Senate Passes Transportation Bill Critical for Colorado Communities with Key Bennet Provision

Will Provide Certainty for Colorado Transportation Projects

Includes Bennet-Backed Changes to Rural Transit Formula and Pilot Program for Transit-Oriented Development Planning

The U.S. Senate today passed a transportation bill that will provide more certainty for transit projects in Colorado and includes a provision Colorado U.S. Senator Michael Bennet pushed for on behalf of rural communities as well as one he secured to enhance sustainable growth around transit facilities. 

The Moving Ahead for Progress in the 21st Century (MAP-21) Act, which Bennet supported, passed with by broad bipartisan vote of 74-22.

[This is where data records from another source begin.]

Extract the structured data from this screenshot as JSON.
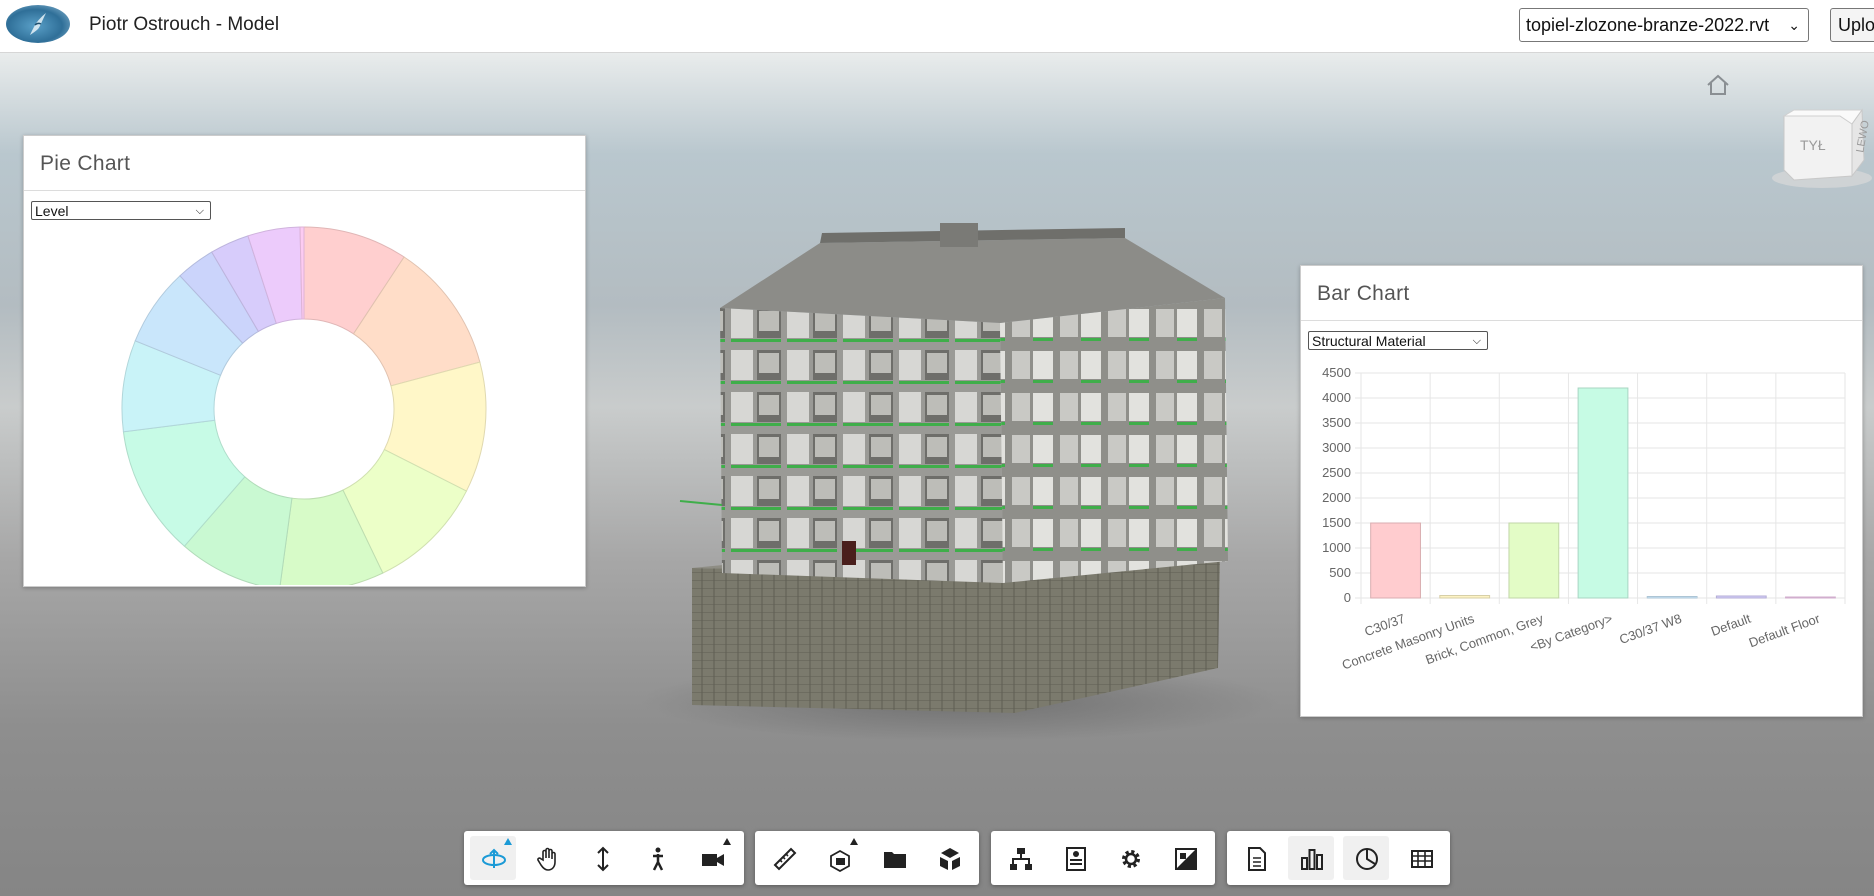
{
  "header": {
    "title": "Piotr Ostrouch - Model",
    "model_file": "topiel-zlozone-branze-2022.rvt",
    "upload_label": "Upload"
  },
  "viewer": {
    "viewcube_faces": [
      "TYŁ",
      "LEWO"
    ],
    "icons": [
      "home-icon",
      "viewcube"
    ]
  },
  "pie_panel": {
    "title": "Pie Chart",
    "group_by": "Level"
  },
  "bar_panel": {
    "title": "Bar Chart",
    "group_by": "Structural Material"
  },
  "toolbar": {
    "groups": [
      [
        "orbit-icon",
        "pan-icon",
        "zoom-icon",
        "first-person-icon",
        "camera-icon"
      ],
      [
        "measure-icon",
        "section-icon",
        "model-browser-icon",
        "explode-icon"
      ],
      [
        "model-structure-icon",
        "properties-icon",
        "settings-icon",
        "fullscreen-icon"
      ],
      [
        "document-icon",
        "bar-chart-icon",
        "pie-chart-icon",
        "table-icon"
      ]
    ]
  },
  "chart_data": [
    {
      "type": "pie",
      "variant": "donut",
      "labels": [],
      "values": [
        8,
        10,
        10,
        9,
        8,
        8,
        10,
        7,
        6,
        3,
        3,
        4,
        0.3
      ],
      "colors": [
        "#ffcfcf",
        "#ffddc8",
        "#fff7c8",
        "#ecffc8",
        "#d7fbc8",
        "#c9f9d2",
        "#c7fbe6",
        "#c9f3f8",
        "#c9e6fb",
        "#cbd4fb",
        "#d7ccfb",
        "#eccbfb",
        "#fccbf2"
      ]
    },
    {
      "type": "bar",
      "categories": [
        "C30/37",
        "Concrete Masonry Units",
        "Brick, Common, Grey",
        "<By Category>",
        "C30/37 W8",
        "Default",
        "Default Floor"
      ],
      "values": [
        1500,
        50,
        1500,
        4200,
        30,
        40,
        20
      ],
      "colors": [
        "#ffcccf",
        "#fdf3c4",
        "#e3fcc6",
        "#c6fbe4",
        "#cbe8fb",
        "#d4cdfa",
        "#f6cdf2"
      ],
      "ylim": [
        0,
        4500
      ],
      "yticks": [
        0,
        500,
        1000,
        1500,
        2000,
        2500,
        3000,
        3500,
        4000,
        4500
      ],
      "grid": true
    }
  ]
}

“Colorado municipalities big and small, rural and urban, depend on reliable roads and transit systems to grow and thrive,” Bennet said. “This bill, which includes an improved rural transit formula, will give communities across the state the certainty they need to move ahead with their plans that meet their needs.  Smart, longer-term planning and development will help ease traffic while connecting Coloradans to good schools, good jobs and one another.”

The bill is the longest extension since the previous surface transportation bill expired at the end of 2009.

One Bennet provision in the bill would modify the rural transit formula program which currently takes into account rural population and land area to determine a state’s rural transit funding level each year. This change to the transit title of the bill, under the jurisdiction of the Banking Committee of which Bennet is a member, allows the number of miles traveled on rural transit trips to also be taken into account. This common sense improvement means Colorado’s share would increase from approximately $7.7 million in FY2011 to an expected $9.1 million under the new formula.

Another measure in the transit title that Bennet secured in the bill authorizes $20 million per year for FY12 and FY13 to award competitive grants for transit-oriented development planning purposes around new transit facilities or ones where capacity improvements are being made. The program will help communities work closely with private investors to plan for the infrastructure needs that will promote mixed-use economic development around transit facilities. The provision, based on a bill Bennet introduced with  Senator Mark Warner of Virginia in February, addresses the demand for housing near transit in walkable, mixed-use communities, which is projected to double over the next 20 years, to 15.2 million households by 2030. It has the support of Transportation for America, Reconnecting America, Smart Growth America as well as numerous localities, local transit providers and advocacy groups.